Data records for software interfaces:
*-*-*
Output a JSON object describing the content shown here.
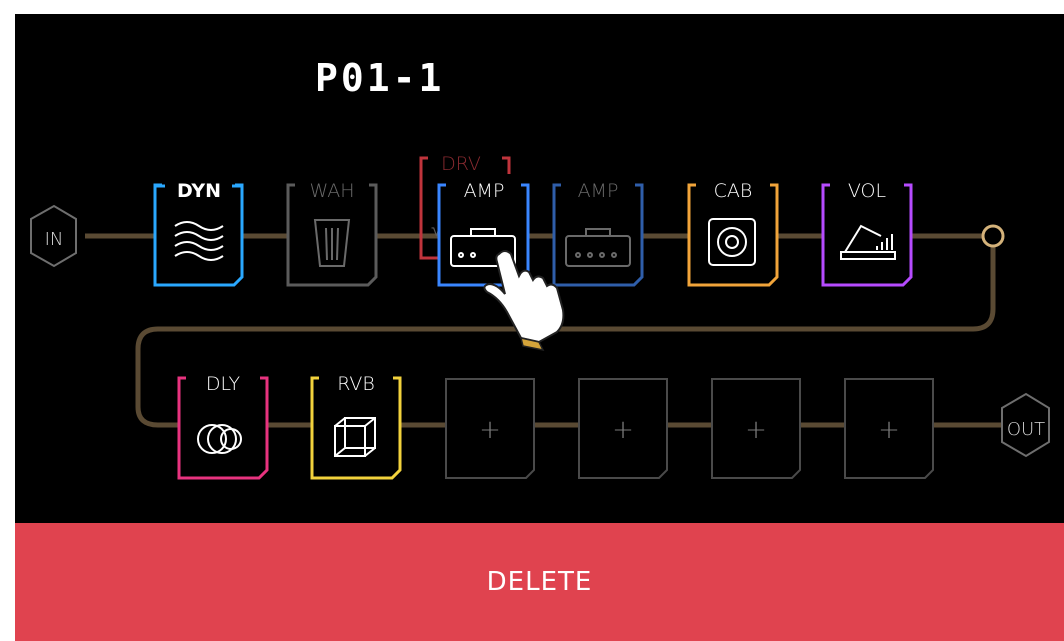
{
  "preset_name": "P01-1",
  "input_label": "IN",
  "output_label": "OUT",
  "delete_label": "DELETE",
  "blocks": {
    "dyn": "DYN",
    "wah": "WAH",
    "drv": "DRV",
    "amp1": "AMP",
    "amp2": "AMP",
    "cab": "CAB",
    "vol": "VOL",
    "dly": "DLY",
    "rvb": "RVB"
  },
  "empty_slot_symbol": "+",
  "colors": {
    "background": "#000000",
    "cable": "#5a4a33",
    "dyn": "#2aa8ff",
    "wah": "#5b5b5b",
    "drv": "#c0343c",
    "amp_active": "#3a86ff",
    "amp_inactive": "#2f5eaa",
    "cab": "#f1a43a",
    "vol": "#b64bff",
    "dly": "#e8337f",
    "rvb": "#f2d23c",
    "empty": "#4a4a4a",
    "delete_bar": "#e0434f"
  },
  "cursor_icon": "hand-pointer-icon"
}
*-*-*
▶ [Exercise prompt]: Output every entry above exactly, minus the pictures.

▶ [Response box]:
Output a JSON object describing the content shown here.
{
  "preset_name": "P01-1",
  "input_label": "IN",
  "output_label": "OUT",
  "delete_label": "DELETE",
  "blocks": {
    "dyn": "DYN",
    "wah": "WAH",
    "drv": "DRV",
    "amp1": "AMP",
    "amp2": "AMP",
    "cab": "CAB",
    "vol": "VOL",
    "dly": "DLY",
    "rvb": "RVB"
  },
  "empty_slot_symbol": "+",
  "colors": {
    "background": "#000000",
    "cable": "#5a4a33",
    "dyn": "#2aa8ff",
    "wah": "#5b5b5b",
    "drv": "#c0343c",
    "amp_active": "#3a86ff",
    "amp_inactive": "#2f5eaa",
    "cab": "#f1a43a",
    "vol": "#b64bff",
    "dly": "#e8337f",
    "rvb": "#f2d23c",
    "empty": "#4a4a4a",
    "delete_bar": "#e0434f"
  },
  "cursor_icon": "hand-pointer-icon"
}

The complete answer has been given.